=== Activity ===
Across the records below, how many lines include the word "They"? State only the number.

(Beginning of Material for this exercise)

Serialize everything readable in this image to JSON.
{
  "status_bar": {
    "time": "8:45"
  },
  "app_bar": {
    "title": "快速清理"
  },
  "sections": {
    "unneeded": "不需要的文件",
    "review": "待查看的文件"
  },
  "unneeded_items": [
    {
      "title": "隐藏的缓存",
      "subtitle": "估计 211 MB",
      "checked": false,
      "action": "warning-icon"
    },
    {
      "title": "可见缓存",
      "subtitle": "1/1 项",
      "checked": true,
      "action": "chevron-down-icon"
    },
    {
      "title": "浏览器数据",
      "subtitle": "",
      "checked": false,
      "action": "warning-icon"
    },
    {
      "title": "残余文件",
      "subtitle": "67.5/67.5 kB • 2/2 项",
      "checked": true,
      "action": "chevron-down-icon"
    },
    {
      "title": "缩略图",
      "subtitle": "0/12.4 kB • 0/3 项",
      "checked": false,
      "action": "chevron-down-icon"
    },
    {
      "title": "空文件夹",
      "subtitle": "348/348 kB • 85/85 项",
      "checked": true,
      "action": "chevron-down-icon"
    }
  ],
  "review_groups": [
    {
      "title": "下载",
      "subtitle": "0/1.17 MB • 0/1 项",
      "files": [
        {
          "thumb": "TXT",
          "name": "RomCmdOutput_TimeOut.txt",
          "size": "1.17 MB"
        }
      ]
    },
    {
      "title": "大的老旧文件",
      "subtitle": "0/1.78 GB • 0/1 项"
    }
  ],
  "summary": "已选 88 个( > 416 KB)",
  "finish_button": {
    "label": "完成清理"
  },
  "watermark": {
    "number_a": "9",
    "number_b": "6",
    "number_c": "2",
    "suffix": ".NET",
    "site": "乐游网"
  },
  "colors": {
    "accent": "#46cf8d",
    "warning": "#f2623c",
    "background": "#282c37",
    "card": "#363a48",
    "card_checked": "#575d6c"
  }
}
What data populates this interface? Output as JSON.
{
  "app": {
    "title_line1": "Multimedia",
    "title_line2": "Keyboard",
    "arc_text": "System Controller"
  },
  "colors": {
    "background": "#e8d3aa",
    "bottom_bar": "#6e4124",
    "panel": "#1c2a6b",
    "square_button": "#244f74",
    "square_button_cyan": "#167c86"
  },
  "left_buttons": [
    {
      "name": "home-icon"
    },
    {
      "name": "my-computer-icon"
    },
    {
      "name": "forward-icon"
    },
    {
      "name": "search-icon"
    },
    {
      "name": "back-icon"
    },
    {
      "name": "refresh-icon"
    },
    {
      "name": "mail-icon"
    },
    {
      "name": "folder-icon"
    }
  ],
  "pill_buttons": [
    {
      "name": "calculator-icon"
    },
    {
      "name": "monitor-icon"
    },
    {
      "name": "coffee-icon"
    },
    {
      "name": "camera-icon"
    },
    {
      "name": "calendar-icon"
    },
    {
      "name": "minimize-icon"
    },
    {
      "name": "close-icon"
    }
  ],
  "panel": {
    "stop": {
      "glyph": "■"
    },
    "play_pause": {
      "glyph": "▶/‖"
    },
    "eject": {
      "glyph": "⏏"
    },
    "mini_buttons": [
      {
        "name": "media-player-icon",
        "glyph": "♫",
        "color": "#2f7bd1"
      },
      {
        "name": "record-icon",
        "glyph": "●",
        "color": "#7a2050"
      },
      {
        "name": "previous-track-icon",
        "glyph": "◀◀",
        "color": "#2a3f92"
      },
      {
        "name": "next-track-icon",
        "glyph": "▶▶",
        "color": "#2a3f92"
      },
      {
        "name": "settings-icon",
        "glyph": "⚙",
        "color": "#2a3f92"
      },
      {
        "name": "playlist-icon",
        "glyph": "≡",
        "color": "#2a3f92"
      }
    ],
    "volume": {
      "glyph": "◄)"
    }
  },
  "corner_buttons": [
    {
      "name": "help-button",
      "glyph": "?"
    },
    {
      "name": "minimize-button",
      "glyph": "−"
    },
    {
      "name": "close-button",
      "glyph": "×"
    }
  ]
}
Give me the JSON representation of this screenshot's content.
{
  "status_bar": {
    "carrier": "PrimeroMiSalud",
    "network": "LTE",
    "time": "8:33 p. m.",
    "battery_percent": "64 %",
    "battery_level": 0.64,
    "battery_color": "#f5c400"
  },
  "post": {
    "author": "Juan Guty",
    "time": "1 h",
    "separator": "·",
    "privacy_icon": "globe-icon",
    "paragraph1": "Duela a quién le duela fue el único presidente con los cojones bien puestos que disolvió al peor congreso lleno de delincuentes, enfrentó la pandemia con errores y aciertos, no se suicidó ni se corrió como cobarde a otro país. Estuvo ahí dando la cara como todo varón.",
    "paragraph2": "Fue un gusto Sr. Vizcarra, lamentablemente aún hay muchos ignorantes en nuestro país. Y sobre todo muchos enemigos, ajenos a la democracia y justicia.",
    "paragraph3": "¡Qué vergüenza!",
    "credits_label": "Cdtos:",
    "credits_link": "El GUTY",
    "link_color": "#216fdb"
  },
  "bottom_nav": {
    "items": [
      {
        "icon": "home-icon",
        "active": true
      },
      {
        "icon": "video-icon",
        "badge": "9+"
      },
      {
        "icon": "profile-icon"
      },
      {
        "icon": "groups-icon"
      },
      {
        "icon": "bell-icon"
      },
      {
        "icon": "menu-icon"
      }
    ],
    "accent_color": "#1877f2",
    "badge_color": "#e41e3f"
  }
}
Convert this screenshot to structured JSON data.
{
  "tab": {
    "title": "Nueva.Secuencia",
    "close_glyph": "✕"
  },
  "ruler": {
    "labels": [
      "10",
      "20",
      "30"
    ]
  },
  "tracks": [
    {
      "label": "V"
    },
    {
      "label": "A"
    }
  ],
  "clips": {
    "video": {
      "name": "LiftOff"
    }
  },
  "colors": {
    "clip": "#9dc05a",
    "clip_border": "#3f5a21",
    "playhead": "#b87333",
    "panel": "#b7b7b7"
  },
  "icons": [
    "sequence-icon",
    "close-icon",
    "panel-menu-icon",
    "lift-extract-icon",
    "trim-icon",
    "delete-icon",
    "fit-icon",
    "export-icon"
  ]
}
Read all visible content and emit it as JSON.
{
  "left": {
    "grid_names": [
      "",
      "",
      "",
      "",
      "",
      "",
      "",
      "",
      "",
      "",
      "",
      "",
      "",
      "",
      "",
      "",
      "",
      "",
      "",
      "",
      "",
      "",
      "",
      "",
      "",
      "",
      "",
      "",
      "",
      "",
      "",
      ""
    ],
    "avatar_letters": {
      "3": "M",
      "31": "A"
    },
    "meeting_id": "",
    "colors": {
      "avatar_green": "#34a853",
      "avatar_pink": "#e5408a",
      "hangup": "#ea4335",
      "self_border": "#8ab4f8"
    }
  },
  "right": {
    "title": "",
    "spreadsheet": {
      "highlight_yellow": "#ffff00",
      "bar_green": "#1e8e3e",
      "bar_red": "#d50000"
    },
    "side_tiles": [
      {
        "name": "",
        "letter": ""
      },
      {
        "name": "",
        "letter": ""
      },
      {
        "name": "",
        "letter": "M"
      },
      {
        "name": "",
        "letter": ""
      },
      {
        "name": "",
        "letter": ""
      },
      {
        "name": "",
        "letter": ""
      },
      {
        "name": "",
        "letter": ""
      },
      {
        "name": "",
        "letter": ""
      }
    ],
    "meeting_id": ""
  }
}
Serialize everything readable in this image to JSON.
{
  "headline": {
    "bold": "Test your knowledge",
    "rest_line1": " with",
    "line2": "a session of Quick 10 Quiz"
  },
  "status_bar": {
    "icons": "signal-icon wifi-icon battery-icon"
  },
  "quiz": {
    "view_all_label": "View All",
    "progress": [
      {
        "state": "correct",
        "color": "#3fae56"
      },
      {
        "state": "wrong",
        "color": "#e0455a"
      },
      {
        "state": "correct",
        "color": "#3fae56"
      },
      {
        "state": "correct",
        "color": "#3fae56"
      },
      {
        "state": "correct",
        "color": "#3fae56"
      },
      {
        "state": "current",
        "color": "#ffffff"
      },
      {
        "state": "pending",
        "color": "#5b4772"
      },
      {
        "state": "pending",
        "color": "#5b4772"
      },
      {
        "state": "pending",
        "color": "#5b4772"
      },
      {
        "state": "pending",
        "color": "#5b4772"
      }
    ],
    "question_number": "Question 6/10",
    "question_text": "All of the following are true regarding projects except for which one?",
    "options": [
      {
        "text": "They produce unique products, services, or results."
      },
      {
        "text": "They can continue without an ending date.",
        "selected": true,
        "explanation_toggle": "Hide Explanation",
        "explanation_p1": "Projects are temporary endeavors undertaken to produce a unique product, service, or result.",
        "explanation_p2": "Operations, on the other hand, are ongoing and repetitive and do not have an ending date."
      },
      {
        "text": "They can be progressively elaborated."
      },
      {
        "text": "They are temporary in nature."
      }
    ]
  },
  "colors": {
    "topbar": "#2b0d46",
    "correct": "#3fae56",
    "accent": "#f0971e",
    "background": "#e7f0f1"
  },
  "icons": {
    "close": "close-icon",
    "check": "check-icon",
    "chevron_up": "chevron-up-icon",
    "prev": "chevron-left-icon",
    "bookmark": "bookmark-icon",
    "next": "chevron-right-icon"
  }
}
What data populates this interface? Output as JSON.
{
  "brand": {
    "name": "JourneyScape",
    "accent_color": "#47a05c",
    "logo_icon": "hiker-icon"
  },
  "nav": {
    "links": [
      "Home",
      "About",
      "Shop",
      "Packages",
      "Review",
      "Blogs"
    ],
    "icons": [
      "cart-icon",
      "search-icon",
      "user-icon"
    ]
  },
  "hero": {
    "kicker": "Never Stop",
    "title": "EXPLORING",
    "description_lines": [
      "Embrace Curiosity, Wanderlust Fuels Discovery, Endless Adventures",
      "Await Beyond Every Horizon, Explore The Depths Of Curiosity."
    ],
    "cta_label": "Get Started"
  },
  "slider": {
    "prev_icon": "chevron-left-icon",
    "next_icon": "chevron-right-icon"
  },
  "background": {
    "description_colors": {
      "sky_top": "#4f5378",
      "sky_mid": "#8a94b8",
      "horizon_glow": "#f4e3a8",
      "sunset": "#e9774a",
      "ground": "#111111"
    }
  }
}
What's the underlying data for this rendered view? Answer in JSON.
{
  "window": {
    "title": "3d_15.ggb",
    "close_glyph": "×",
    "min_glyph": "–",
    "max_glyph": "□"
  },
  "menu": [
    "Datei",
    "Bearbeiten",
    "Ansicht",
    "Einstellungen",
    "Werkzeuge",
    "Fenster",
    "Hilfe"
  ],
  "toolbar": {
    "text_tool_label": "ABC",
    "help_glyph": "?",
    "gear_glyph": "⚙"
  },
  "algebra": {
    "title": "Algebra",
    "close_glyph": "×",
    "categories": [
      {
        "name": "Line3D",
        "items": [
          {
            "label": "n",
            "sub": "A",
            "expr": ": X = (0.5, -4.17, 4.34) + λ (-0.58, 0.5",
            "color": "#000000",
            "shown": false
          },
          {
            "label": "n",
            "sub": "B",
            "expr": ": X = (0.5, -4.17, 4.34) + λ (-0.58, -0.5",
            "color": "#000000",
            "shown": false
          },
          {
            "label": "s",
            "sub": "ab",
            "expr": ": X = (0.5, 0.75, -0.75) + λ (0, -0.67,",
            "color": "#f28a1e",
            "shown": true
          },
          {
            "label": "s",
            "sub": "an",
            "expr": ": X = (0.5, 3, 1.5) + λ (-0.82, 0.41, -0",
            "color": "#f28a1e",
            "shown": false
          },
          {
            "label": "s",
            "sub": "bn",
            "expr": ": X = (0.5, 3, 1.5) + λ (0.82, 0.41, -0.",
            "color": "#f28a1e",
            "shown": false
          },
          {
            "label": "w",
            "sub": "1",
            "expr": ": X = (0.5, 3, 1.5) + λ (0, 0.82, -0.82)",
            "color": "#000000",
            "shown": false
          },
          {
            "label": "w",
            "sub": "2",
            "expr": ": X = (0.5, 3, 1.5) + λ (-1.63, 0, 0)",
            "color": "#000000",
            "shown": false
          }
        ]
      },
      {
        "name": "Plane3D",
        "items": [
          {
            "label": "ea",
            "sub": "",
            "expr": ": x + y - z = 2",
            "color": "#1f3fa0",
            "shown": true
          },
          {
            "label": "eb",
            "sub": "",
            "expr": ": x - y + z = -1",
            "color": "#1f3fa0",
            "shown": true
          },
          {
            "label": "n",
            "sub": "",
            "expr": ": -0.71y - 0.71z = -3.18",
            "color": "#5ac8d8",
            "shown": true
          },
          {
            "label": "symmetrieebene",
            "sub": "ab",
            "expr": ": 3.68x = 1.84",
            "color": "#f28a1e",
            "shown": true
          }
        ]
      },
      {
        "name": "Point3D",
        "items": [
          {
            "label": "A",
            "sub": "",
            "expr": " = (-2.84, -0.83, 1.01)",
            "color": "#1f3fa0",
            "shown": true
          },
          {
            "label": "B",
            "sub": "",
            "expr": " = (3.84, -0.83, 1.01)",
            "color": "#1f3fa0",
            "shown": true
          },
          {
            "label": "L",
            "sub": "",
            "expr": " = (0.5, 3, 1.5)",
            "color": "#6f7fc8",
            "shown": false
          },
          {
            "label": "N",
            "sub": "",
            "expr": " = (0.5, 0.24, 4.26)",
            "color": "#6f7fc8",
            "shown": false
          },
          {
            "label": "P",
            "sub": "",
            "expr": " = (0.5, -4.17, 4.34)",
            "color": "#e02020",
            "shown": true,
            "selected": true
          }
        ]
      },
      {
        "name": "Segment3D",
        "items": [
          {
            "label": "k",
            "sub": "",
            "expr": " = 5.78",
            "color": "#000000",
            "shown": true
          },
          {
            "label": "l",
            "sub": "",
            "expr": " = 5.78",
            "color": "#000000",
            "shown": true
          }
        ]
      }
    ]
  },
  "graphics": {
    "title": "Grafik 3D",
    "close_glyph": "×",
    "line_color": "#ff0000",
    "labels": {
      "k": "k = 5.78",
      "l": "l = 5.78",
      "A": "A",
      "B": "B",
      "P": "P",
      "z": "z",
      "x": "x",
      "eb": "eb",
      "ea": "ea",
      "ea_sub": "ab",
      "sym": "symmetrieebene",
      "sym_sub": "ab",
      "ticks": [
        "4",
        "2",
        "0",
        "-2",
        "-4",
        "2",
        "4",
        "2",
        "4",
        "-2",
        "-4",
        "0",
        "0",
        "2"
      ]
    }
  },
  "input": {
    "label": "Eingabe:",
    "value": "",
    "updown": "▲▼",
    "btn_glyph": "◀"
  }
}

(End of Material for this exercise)

=== Task result ===
4